# Assignment
All lines in the data bearing the string "Rendimentos" should be identified and copied.

Data records
*** Begin section ***
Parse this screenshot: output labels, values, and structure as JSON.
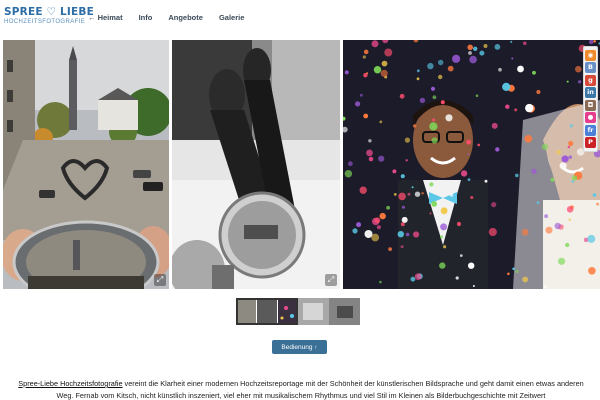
{
  "header": {
    "logo_main": "SPREE ♡ LIEBE",
    "logo_sub": "HOCHZEITSFOTOGRAFIE",
    "nav": [
      {
        "label": "← Heimat"
      },
      {
        "label": "Info"
      },
      {
        "label": "Angebote"
      },
      {
        "label": "Galerie"
      }
    ]
  },
  "social": [
    {
      "icon": "rss-icon",
      "glyph": "◉",
      "color": "#ef8b2c"
    },
    {
      "icon": "blog-icon",
      "glyph": "B",
      "color": "#6a8fc6"
    },
    {
      "icon": "google-plus-icon",
      "glyph": "g",
      "color": "#d64a3a"
    },
    {
      "icon": "linkedin-icon",
      "glyph": "in",
      "color": "#3b78a8"
    },
    {
      "icon": "instagram-icon",
      "glyph": "◘",
      "color": "#8a6a55"
    },
    {
      "icon": "flickr-icon",
      "glyph": "●",
      "color": "#e63d8f"
    },
    {
      "icon": "friendfeed-icon",
      "glyph": "fr",
      "color": "#4c7fd6"
    },
    {
      "icon": "pinterest-icon",
      "glyph": "P",
      "color": "#cc2127"
    }
  ],
  "gallery": {
    "expand_glyph": "⤢"
  },
  "controls": {
    "bedienung_label": "Bedienung ↑"
  },
  "intro": {
    "link_text": "Spree-Liebe Hochzeitsfotografie",
    "text": " vereint die Klarheit einer modernen Hochzeitsreportage mit der Schönheit der künstlerischen Bildsprache und geht damit einen etwas anderen Weg. Fernab vom Kitsch, nicht künstlich inszeniert, viel eher mit musikalischem Rhythmus und viel Stil im Kleinen als Bilderbuchgeschichte mit Zeitwert"
  },
  "colors": {
    "accent": "#2d6ea6",
    "button": "#3a6f96"
  }
}
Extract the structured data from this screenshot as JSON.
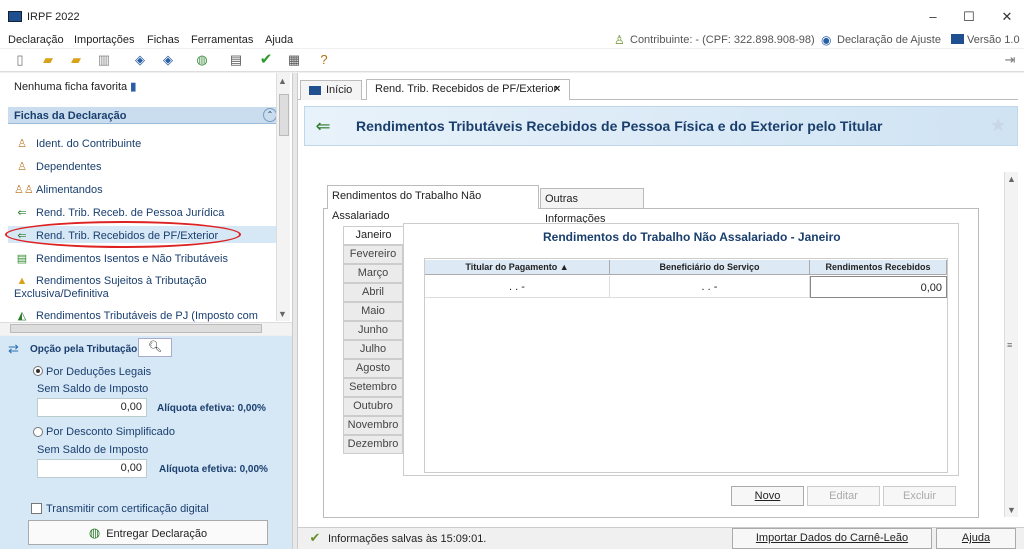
{
  "window": {
    "title": "IRPF 2022"
  },
  "menu": [
    "Declaração",
    "Importações",
    "Fichas",
    "Ferramentas",
    "Ajuda"
  ],
  "status_right": {
    "contribuinte": "Contribuinte: - (CPF: 322.898.908-98)",
    "declaracao": "Declaração de Ajuste",
    "versao": "Versão 1.0"
  },
  "sidebar": {
    "favorites": "Nenhuma ficha favorita",
    "header": "Fichas da Declaração",
    "items": [
      "Ident. do Contribuinte",
      "Dependentes",
      "Alimentandos",
      "Rend. Trib. Receb. de Pessoa Jurídica",
      "Rend. Trib. Recebidos de PF/Exterior",
      "Rendimentos Isentos e Não Tributáveis",
      "Rendimentos Sujeitos à Tributação",
      "Exclusiva/Definitiva",
      "Rendimentos Tributáveis de PJ (Imposto com"
    ]
  },
  "opcao": {
    "title": "Opção pela Tributação:",
    "deducoes_label": "Por Deduções Legais",
    "deducoes_sub": "Sem Saldo de Imposto",
    "deducoes_value": "0,00",
    "deducoes_aliq": "Alíquota efetiva: 0,00%",
    "simplificado_label": "Por Desconto Simplificado",
    "simplificado_sub": "Sem Saldo de Imposto",
    "simplificado_value": "0,00",
    "simplificado_aliq": "Alíquota efetiva: 0,00%",
    "transmitir": "Transmitir com certificação digital",
    "entregar": "Entregar Declaração"
  },
  "tabs": {
    "inicio": "Início",
    "current": "Rend. Trib. Recebidos de PF/Exterior",
    "close": "×"
  },
  "header_title": "Rendimentos Tributáveis Recebidos de Pessoa Física e do Exterior pelo Titular",
  "subtabs": [
    "Rendimentos do Trabalho Não Assalariado",
    "Outras Informações"
  ],
  "months": [
    "Janeiro",
    "Fevereiro",
    "Março",
    "Abril",
    "Maio",
    "Junho",
    "Julho",
    "Agosto",
    "Setembro",
    "Outubro",
    "Novembro",
    "Dezembro"
  ],
  "month_title": "Rendimentos do Trabalho Não Assalariado - Janeiro",
  "grid": {
    "headers": [
      "Titular do Pagamento ▲",
      "Beneficiário do Serviço",
      "Rendimentos Recebidos"
    ],
    "row": [
      ". . -",
      ". . -",
      "0,00"
    ]
  },
  "buttons": {
    "novo": "Novo",
    "editar": "Editar",
    "excluir": "Excluir",
    "importar": "Importar Dados do Carnê-Leão",
    "ajuda": "Ajuda"
  },
  "status_bottom": "Informações salvas às 15:09:01."
}
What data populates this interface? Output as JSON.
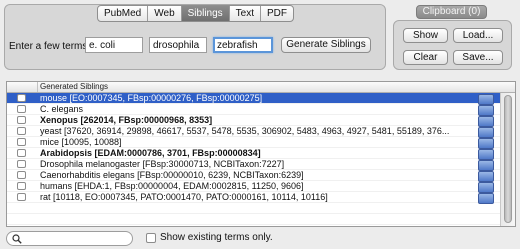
{
  "tabs": [
    {
      "label": "PubMed",
      "active": false
    },
    {
      "label": "Web",
      "active": false
    },
    {
      "label": "Siblings",
      "active": true
    },
    {
      "label": "Text",
      "active": false
    },
    {
      "label": "PDF",
      "active": false
    }
  ],
  "terms_label": "Enter a few terms:",
  "terms": [
    "e. coli",
    "drosophila",
    "zebrafish"
  ],
  "generate_button": "Generate Siblings",
  "clipboard": {
    "title": "Clipboard (0)",
    "show": "Show",
    "load": "Load...",
    "clear": "Clear",
    "save": "Save..."
  },
  "table": {
    "header": "Generated Siblings",
    "rows": [
      {
        "text": "mouse  [EO:0007345, FBsp:00000276, FBsp:00000275]",
        "bold": false,
        "selected": true
      },
      {
        "text": "C. elegans",
        "bold": false,
        "selected": false
      },
      {
        "text": "Xenopus  [262014, FBsp:00000968, 8353]",
        "bold": true,
        "selected": false
      },
      {
        "text": "yeast  [37620, 36914, 29898, 46617, 5537, 5478, 5535, 306902, 5483, 4963, 4927, 5481, 55189, 376...",
        "bold": false,
        "selected": false
      },
      {
        "text": "mice  [10095, 10088]",
        "bold": false,
        "selected": false
      },
      {
        "text": "Arabidopsis  [EDAM:0000786, 3701, FBsp:00000834]",
        "bold": true,
        "selected": false
      },
      {
        "text": "Drosophila melanogaster  [FBsp:30000713, NCBITaxon:7227]",
        "bold": false,
        "selected": false
      },
      {
        "text": "Caenorhabditis elegans  [FBsp:00000010, 6239, NCBITaxon:6239]",
        "bold": false,
        "selected": false
      },
      {
        "text": "humans  [EHDA:1, FBsp:00000004, EDAM:0002815, 11250, 9606]",
        "bold": false,
        "selected": false
      },
      {
        "text": "rat  [10118, EO:0007345, PATO:0001470, PATO:0000161, 10114, 10116]",
        "bold": false,
        "selected": false
      },
      {
        "text": "",
        "bold": false,
        "selected": false
      },
      {
        "text": "",
        "bold": false,
        "selected": false
      }
    ]
  },
  "search": {
    "value": ""
  },
  "show_existing": "Show existing terms only.",
  "colors": {
    "selection": "#2f5fc7",
    "panel": "#d7d7d7",
    "background": "#ececec",
    "focus": "#5b95d9"
  }
}
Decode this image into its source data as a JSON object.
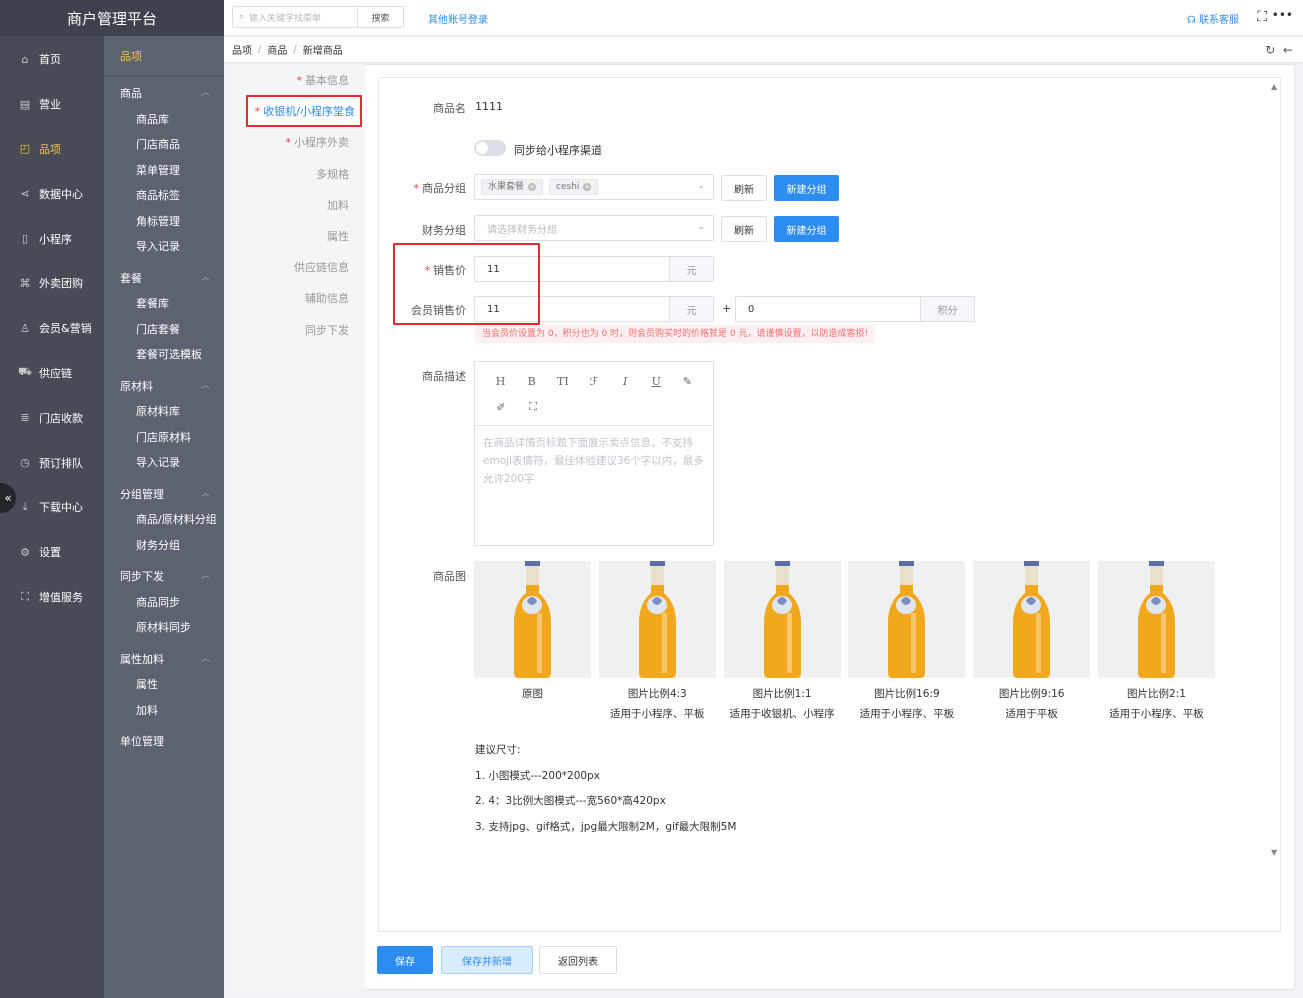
{
  "app": {
    "title": "商户管理平台"
  },
  "nav1": {
    "items": [
      {
        "label": "首页",
        "icon": "home-icon",
        "glyph": "⌂"
      },
      {
        "label": "营业",
        "icon": "calendar-icon",
        "glyph": "▤"
      },
      {
        "label": "品项",
        "icon": "bag-icon",
        "glyph": "◰"
      },
      {
        "label": "数据中心",
        "icon": "share-icon",
        "glyph": "⋖"
      },
      {
        "label": "小程序",
        "icon": "phone-icon",
        "glyph": "▯"
      },
      {
        "label": "外卖团购",
        "icon": "bike-icon",
        "glyph": "⌘"
      },
      {
        "label": "会员&营销",
        "icon": "user-icon",
        "glyph": "♙"
      },
      {
        "label": "供应链",
        "icon": "truck-icon",
        "glyph": "⛟"
      },
      {
        "label": "门店收款",
        "icon": "database-icon",
        "glyph": "≣"
      },
      {
        "label": "预订排队",
        "icon": "clock-icon",
        "glyph": "◷"
      },
      {
        "label": "下载中心",
        "icon": "download-icon",
        "glyph": "⤓"
      },
      {
        "label": "设置",
        "icon": "gear-icon",
        "glyph": "⚙"
      },
      {
        "label": "增值服务",
        "icon": "gift-icon",
        "glyph": "⛶"
      }
    ],
    "collapse_glyph": "«"
  },
  "nav2": {
    "header": "品项",
    "groups": [
      {
        "label": "商品",
        "items": [
          "商品库",
          "门店商品",
          "菜单管理",
          "商品标签",
          "角标管理",
          "导入记录"
        ]
      },
      {
        "label": "套餐",
        "items": [
          "套餐库",
          "门店套餐",
          "套餐可选模板"
        ]
      },
      {
        "label": "原材料",
        "items": [
          "原材料库",
          "门店原材料",
          "导入记录"
        ]
      },
      {
        "label": "分组管理",
        "items": [
          "商品/原材料分组",
          "财务分组"
        ]
      },
      {
        "label": "同步下发",
        "items": [
          "商品同步",
          "原材料同步"
        ]
      },
      {
        "label": "属性加料",
        "items": [
          "属性",
          "加料"
        ]
      },
      {
        "label": "单位管理",
        "items": []
      }
    ]
  },
  "topbar": {
    "search_placeholder": "输入关键字找菜单",
    "search_button": "搜索",
    "other_login": "其他账号登录",
    "contact": "联系客服"
  },
  "breadcrumb": [
    "品项",
    "商品",
    "新增商品"
  ],
  "steps": [
    {
      "label": "基本信息",
      "required": true
    },
    {
      "label": "收银机/小程序堂食",
      "required": true,
      "active": true
    },
    {
      "label": "小程序外卖",
      "required": true
    },
    {
      "label": "多规格",
      "required": false
    },
    {
      "label": "加料",
      "required": false
    },
    {
      "label": "属性",
      "required": false
    },
    {
      "label": "供应链信息",
      "required": false
    },
    {
      "label": "辅助信息",
      "required": false
    },
    {
      "label": "同步下发",
      "required": false
    }
  ],
  "form": {
    "name_label": "商品名",
    "name_value": "1111",
    "sync_label": "同步给小程序渠道",
    "sync_on": false,
    "group_label": "商品分组",
    "group_tags": [
      "水果套餐",
      "ceshi"
    ],
    "refresh": "刷新",
    "new_group": "新建分组",
    "finance_label": "财务分组",
    "finance_placeholder": "请选择财务分组",
    "price_label": "销售价",
    "price_value": "11",
    "price_unit": "元",
    "member_label": "会员销售价",
    "member_value": "11",
    "member_unit": "元",
    "plus": "+",
    "points_value": "0",
    "points_unit": "积分",
    "warning": "当会员价设置为 0，积分也为 0 时，则会员购买时的价格就是 0 元，请谨慎设置，以防造成客损!",
    "desc_label": "商品描述",
    "desc_placeholder": "在商品详情页标题下面展示卖点信息，不支持emoji表情符，最佳体验建议36个字以内，最多允许200字",
    "tools_row1": [
      "H",
      "B",
      "TI",
      "ℱ",
      "I",
      "U",
      "✎"
    ],
    "tools_row2": [
      "✐",
      "⛶"
    ],
    "pic_label": "商品图",
    "pictures": [
      {
        "line1": "原图",
        "line2": ""
      },
      {
        "line1": "图片比例4:3",
        "line2": "适用于小程序、平板"
      },
      {
        "line1": "图片比例1:1",
        "line2": "适用于收银机、小程序"
      },
      {
        "line1": "图片比例16:9",
        "line2": "适用于小程序、平板"
      },
      {
        "line1": "图片比例9:16",
        "line2": "适用于平板"
      },
      {
        "line1": "图片比例2:1",
        "line2": "适用于小程序、平板"
      }
    ],
    "tips_title": "建议尺寸:",
    "tips": [
      "1. 小图模式---200*200px",
      "2. 4：3比例大图模式---宽560*高420px",
      "3. 支持jpg、gif格式，jpg最大限制2M，gif最大限制5M"
    ]
  },
  "footer": {
    "save": "保存",
    "save_new": "保存并新增",
    "back": "返回列表"
  },
  "colors": {
    "primary": "#2d8cf0",
    "active_nav": "#f7c548",
    "highlight": "#e02e2e",
    "bottle": "#f2a81d"
  }
}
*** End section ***
# Reply
      "Rendimentos Isentos e Não Tributáveis",
      "Rendimentos Sujeitos à Tributação",
      "Rendimentos Tributáveis de PJ (Imposto com"
  "header_title": "Rendimentos Tributáveis Recebidos de Pessoa Física e do Exterior pelo Titular",
    "Rendimentos do Trabalho Não Assalariado",
  "month_title": "Rendimentos do Trabalho Não Assalariado - Janeiro",
      "Rendimentos Recebidos"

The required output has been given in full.